Abstract found on Wiley Online Library
More than one-third of people with epilepsy develop drug-resistant epilepsy (DRE). Different hypotheses have been proposed to explain the origin of DRE. Accumulating evidence suggests the contribution of neuroinflammation, modifications in the integrity of the blood-brain barrier (BBB), and altered immune responses in the pathophysiology of DRE. The inflammatory response is mainly due to the increase of cytokines and related molecules; these molecules have neuromodulatory effects that contribute to hyperexcitability in neural networks that cause seizure generation. Some patients with DRE display the presence of autoantibodies in the serum and mainly cerebrospinal fluid. These patients are refractory to the different treatments with standard antiseizure medications (ASMs), and they could be responding well to immunomodulatory therapies. This observation emphasizes that the etiopathogenesis of DRE is involved with immunology responses and associated long-term events and chronic inflammation processes. Furthermore, multiple studies have shown that functional polymorphisms as risk factors are involved in inflammation processes.
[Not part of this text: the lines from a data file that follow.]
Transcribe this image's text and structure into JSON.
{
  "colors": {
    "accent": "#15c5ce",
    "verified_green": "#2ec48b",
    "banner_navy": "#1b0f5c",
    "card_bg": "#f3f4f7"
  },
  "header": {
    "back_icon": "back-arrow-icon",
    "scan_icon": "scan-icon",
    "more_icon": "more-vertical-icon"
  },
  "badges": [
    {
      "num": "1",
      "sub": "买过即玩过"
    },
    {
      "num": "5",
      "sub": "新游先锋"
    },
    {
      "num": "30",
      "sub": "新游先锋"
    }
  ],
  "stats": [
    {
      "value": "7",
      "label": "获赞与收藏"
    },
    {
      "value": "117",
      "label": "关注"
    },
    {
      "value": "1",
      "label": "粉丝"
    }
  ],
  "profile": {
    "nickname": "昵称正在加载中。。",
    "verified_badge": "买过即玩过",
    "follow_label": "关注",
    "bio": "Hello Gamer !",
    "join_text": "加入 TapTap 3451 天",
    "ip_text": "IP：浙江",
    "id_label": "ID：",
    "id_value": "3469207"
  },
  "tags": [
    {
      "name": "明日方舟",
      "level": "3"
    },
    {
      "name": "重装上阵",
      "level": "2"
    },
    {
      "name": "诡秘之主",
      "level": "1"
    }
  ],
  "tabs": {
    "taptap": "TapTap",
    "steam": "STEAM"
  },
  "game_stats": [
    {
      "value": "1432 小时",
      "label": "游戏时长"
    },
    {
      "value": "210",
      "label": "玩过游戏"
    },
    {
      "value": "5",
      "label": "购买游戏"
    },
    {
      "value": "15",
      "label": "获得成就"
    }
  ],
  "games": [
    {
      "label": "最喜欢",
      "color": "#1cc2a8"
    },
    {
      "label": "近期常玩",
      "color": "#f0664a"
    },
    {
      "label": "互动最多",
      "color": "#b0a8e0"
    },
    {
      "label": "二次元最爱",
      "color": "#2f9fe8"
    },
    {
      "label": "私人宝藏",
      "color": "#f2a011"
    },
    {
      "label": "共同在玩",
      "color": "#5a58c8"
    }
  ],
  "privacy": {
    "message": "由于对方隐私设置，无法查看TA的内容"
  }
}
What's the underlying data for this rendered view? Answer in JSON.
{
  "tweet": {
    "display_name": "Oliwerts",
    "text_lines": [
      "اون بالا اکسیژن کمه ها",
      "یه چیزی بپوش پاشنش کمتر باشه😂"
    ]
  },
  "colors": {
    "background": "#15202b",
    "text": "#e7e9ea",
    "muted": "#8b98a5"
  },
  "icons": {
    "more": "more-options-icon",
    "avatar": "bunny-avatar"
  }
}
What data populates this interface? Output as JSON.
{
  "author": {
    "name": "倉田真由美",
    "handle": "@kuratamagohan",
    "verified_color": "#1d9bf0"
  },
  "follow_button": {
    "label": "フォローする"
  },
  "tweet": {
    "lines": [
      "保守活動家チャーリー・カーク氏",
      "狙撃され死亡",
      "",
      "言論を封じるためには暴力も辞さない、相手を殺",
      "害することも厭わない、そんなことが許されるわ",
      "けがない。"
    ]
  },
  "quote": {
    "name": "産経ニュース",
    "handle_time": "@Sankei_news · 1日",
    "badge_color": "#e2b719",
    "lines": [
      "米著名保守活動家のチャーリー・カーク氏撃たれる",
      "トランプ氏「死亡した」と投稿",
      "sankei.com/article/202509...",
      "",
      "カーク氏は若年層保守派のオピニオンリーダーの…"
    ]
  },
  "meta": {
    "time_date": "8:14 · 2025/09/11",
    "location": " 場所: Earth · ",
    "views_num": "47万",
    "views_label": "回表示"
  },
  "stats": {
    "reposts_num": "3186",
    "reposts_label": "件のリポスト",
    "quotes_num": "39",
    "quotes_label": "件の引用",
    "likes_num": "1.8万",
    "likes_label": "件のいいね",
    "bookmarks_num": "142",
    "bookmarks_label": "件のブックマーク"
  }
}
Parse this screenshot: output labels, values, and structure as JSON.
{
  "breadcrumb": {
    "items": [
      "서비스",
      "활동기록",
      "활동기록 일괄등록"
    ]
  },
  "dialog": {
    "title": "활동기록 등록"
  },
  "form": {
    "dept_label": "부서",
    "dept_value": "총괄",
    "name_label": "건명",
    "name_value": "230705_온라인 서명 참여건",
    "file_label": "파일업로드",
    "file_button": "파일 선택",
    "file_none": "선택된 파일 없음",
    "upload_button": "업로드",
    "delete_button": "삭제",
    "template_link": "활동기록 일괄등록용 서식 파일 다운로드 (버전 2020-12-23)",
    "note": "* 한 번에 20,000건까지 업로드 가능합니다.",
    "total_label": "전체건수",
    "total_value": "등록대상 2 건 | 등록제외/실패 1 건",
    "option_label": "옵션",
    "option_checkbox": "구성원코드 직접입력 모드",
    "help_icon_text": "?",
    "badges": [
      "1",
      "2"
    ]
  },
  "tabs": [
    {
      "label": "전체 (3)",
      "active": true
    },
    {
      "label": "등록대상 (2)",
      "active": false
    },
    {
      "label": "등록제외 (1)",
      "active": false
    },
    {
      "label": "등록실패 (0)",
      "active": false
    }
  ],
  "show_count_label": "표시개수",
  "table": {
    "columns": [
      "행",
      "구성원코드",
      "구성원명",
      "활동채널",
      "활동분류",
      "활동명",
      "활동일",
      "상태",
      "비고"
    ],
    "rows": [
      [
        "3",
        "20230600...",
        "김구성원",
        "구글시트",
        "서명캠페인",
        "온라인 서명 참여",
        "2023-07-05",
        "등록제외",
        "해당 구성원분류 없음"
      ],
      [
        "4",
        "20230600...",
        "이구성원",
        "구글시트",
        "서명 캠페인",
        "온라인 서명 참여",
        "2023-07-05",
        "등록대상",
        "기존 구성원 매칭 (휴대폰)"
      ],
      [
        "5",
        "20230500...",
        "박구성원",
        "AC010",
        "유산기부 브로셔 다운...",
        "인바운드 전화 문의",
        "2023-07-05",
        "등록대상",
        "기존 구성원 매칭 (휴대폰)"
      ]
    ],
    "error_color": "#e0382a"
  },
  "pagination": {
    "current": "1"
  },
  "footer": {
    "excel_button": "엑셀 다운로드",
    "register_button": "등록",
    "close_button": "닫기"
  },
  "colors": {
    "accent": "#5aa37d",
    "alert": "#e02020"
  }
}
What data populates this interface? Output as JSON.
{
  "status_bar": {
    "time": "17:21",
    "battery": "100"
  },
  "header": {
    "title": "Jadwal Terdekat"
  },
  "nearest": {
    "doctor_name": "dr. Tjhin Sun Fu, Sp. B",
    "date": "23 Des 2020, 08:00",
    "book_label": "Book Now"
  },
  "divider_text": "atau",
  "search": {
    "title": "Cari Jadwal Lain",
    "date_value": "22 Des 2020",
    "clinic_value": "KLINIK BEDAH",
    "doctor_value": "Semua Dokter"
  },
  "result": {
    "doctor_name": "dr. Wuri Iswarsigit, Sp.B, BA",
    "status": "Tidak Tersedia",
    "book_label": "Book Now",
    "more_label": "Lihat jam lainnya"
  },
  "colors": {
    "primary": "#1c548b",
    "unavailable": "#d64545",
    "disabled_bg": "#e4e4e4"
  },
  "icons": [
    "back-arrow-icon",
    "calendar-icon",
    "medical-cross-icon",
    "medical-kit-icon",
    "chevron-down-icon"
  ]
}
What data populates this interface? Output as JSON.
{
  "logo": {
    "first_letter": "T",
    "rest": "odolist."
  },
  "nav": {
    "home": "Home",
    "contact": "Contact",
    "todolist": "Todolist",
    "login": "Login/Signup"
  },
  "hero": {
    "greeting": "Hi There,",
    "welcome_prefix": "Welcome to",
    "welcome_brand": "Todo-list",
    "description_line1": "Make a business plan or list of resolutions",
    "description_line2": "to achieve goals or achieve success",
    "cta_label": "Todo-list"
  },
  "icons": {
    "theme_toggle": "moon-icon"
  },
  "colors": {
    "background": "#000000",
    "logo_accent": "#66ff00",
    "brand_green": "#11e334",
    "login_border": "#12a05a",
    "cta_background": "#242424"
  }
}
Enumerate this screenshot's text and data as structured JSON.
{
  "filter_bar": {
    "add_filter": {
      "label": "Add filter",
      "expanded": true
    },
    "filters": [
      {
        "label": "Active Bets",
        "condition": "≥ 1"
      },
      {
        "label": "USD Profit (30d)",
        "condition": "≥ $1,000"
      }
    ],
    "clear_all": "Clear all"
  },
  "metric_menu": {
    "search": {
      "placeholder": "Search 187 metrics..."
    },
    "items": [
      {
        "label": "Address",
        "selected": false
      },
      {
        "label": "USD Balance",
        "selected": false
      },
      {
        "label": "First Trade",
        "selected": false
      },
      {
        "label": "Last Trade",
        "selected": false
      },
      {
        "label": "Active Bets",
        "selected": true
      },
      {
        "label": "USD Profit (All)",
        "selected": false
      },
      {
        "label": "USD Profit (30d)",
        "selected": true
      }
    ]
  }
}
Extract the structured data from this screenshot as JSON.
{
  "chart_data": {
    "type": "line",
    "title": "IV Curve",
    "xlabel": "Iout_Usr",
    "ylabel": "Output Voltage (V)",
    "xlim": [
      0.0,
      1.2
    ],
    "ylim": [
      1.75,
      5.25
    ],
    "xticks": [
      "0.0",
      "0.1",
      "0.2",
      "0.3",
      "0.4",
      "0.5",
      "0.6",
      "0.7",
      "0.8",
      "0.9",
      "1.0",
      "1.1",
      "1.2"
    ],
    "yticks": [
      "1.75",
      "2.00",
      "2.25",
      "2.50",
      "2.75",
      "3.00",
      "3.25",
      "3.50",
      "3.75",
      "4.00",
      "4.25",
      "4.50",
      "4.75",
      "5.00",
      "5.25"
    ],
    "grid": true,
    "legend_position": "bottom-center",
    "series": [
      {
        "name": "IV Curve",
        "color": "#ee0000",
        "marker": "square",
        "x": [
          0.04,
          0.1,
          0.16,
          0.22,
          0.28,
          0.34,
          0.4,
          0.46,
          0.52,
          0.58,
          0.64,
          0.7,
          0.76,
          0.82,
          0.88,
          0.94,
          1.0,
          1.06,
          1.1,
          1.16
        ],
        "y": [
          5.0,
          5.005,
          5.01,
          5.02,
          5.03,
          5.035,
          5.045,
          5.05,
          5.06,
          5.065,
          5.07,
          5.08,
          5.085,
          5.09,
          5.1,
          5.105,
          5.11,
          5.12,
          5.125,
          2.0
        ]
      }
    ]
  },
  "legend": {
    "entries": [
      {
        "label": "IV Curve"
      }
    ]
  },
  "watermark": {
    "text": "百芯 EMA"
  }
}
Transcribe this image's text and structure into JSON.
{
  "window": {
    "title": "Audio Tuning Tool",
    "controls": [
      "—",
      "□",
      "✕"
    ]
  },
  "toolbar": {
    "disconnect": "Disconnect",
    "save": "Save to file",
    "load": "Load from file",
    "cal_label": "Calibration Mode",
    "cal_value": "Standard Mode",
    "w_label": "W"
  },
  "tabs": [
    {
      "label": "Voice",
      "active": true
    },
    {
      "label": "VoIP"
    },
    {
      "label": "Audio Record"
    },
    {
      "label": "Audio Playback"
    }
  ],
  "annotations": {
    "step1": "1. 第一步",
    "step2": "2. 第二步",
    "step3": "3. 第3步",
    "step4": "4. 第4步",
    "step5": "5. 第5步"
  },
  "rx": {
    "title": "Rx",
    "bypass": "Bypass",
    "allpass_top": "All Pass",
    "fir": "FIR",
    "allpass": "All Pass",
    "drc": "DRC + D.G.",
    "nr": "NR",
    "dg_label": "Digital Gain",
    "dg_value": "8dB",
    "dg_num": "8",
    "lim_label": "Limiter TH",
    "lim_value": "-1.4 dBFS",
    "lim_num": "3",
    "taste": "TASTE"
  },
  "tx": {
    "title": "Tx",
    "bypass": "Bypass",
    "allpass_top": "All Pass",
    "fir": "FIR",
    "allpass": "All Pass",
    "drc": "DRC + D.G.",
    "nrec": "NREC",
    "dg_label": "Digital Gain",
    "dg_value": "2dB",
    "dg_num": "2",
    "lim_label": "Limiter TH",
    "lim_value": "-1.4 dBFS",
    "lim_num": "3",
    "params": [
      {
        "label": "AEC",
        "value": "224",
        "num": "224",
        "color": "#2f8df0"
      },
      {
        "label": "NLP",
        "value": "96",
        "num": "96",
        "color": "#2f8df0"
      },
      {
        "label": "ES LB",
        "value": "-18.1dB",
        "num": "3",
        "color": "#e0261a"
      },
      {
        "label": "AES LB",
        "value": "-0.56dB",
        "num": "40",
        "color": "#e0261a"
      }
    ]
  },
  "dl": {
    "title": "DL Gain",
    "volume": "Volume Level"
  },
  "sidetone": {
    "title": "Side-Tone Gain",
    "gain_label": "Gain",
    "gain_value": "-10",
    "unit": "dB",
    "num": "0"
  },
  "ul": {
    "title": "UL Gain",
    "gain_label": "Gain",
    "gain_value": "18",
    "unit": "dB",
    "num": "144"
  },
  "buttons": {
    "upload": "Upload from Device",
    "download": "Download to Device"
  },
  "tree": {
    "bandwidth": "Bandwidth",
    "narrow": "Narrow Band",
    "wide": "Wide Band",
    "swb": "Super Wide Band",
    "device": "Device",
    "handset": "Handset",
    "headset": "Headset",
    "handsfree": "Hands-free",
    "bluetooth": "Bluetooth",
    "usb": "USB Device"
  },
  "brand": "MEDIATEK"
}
Several relevant polymorphisms could be considered risk factors involved in inflammation-related DRE such as receptor for advanced glycation end products (RAGE) and interleukin 1? (IL-1?). All these evidences sustained the hypothesis that the chronic inflammation process is associated with the DRE. However, the effect of the chronic inflammation process should be investigated in further clinical studies to promote the development of novel therapeutics useful in treatment of DRE.